Public Service Commission Chairman Matthew Carter Wednesday ordered his agency to disable all text messaging on state-issued Blackberrys as questions continued about whether PSC staff used the devices to skirt public records laws.In addition,
[T]he Florida Department of Law Enforcement has been investigating the PSC for what some say are potential ethics allegations; a state senator has called for reforms; three staff members were asked to resign or placed on administrative leave for giving their private messaging codes to FPL, and the PSC's lobbyist resigned under fire for partying at the home of an FPL executive while overseeing the company's pipeline request.Troubled PSC ignored past reforms -- A shelved grand jury report from 1992 recommended ways to curb criticisms now facing state utility regulators, Miami Herald, Sept. 13, 2009. Subsequently, Florida Governor Charlie Crist did not renominate the PSC Chairman and another Commission member to new terms. See Gov. Crist Ousts Two Public Service Commission Members, Miami Herald, Oct. 2, 2009, and appointed two new members. See Governor names newcomers to Public Service Commission, Miami Herald, Oct. 1, 2009.
*** *The 1992 grand jury didn't find anything criminal, but reached one important conclusion: Any communication between a regulated utility and a commissioner or staff member of the PSC should be open.
The report even recommended that verbal conversations between staff and utilities be written down, and any other communication should be banned.

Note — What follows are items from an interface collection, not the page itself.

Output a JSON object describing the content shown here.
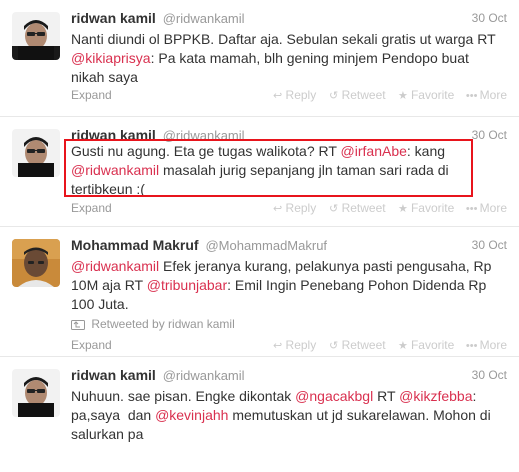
{
  "tweets": [
    {
      "fullname": "ridwan kamil",
      "username": "@ridwankamil",
      "time": "30 Oct",
      "lines": [
        [
          {
            "t": "Nanti diundi ol BPPKB. Daftar aja. Sebulan sekali gratis ut warga RT",
            "m": false
          }
        ],
        [
          {
            "t": "@kikiaprisya",
            "m": true
          },
          {
            "t": ": Pa kata mamah, blh gening minjem Pendopo buat",
            "m": false
          }
        ],
        [
          {
            "t": "nikah saya",
            "m": false
          }
        ]
      ],
      "expand": "Expand",
      "retweeted_by": ""
    },
    {
      "fullname": "ridwan kamil",
      "username": "@ridwankamil",
      "time": "30 Oct",
      "lines": [
        [
          {
            "t": "Gusti nu agung. Eta ge tugas walikota? RT ",
            "m": false
          },
          {
            "t": "@irfanAbe",
            "m": true
          },
          {
            "t": ": kang",
            "m": false
          }
        ],
        [
          {
            "t": "@ridwankamil",
            "m": true
          },
          {
            "t": " masalah jurig sepanjang jln taman sari rada di",
            "m": false
          }
        ],
        [
          {
            "t": "tertibkeun :(",
            "m": false
          }
        ]
      ],
      "expand": "Expand",
      "retweeted_by": ""
    },
    {
      "fullname": "Mohammad Makruf",
      "username": "@MohammadMakruf",
      "time": "30 Oct",
      "lines": [
        [
          {
            "t": "@ridwankamil",
            "m": true
          },
          {
            "t": " Efek jeranya kurang, pelakunya pasti pengusaha, Rp",
            "m": false
          }
        ],
        [
          {
            "t": "10M aja RT ",
            "m": false
          },
          {
            "t": "@tribunjabar",
            "m": true
          },
          {
            "t": ": Emil Ingin Penebang Pohon Didenda Rp",
            "m": false
          }
        ],
        [
          {
            "t": "100 Juta.",
            "m": false
          }
        ]
      ],
      "expand": "Expand",
      "retweeted_by": "Retweeted by ridwan kamil"
    },
    {
      "fullname": "ridwan kamil",
      "username": "@ridwankamil",
      "time": "30 Oct",
      "lines": [
        [
          {
            "t": "Nuhuun. sae pisan. Engke dikontak ",
            "m": false
          },
          {
            "t": "@ngacakbgl",
            "m": true
          },
          {
            "t": " RT ",
            "m": false
          },
          {
            "t": "@kikzfebba",
            "m": true
          },
          {
            "t": ":",
            "m": false
          }
        ],
        [
          {
            "t": "pa,saya  dan ",
            "m": false
          },
          {
            "t": "@kevinjahh",
            "m": true
          },
          {
            "t": " memutuskan ut jd sukarelawan. Mohon di",
            "m": false
          }
        ],
        [
          {
            "t": "salurkan pa",
            "m": false
          }
        ]
      ],
      "expand": "",
      "retweeted_by": ""
    }
  ],
  "actions": {
    "reply": "Reply",
    "retweet": "Retweet",
    "favorite": "Favorite",
    "more": "More"
  },
  "icons": {
    "reply": "reply-arrow-icon",
    "retweet": "retweet-arrows-icon",
    "favorite": "star-icon",
    "more": "ellipsis-icon"
  },
  "colors": {
    "mention": "#d9304f",
    "highlight_border": "#e8141c",
    "muted": "#999999"
  }
}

Violators should be fined, the report said.
``It is not unreasonable to require PSC employees to prepare and maintain a written summary of regulatory communications with regulated utilities,'' the report said, noting that such recording was ``a regular business practice in the modern world.''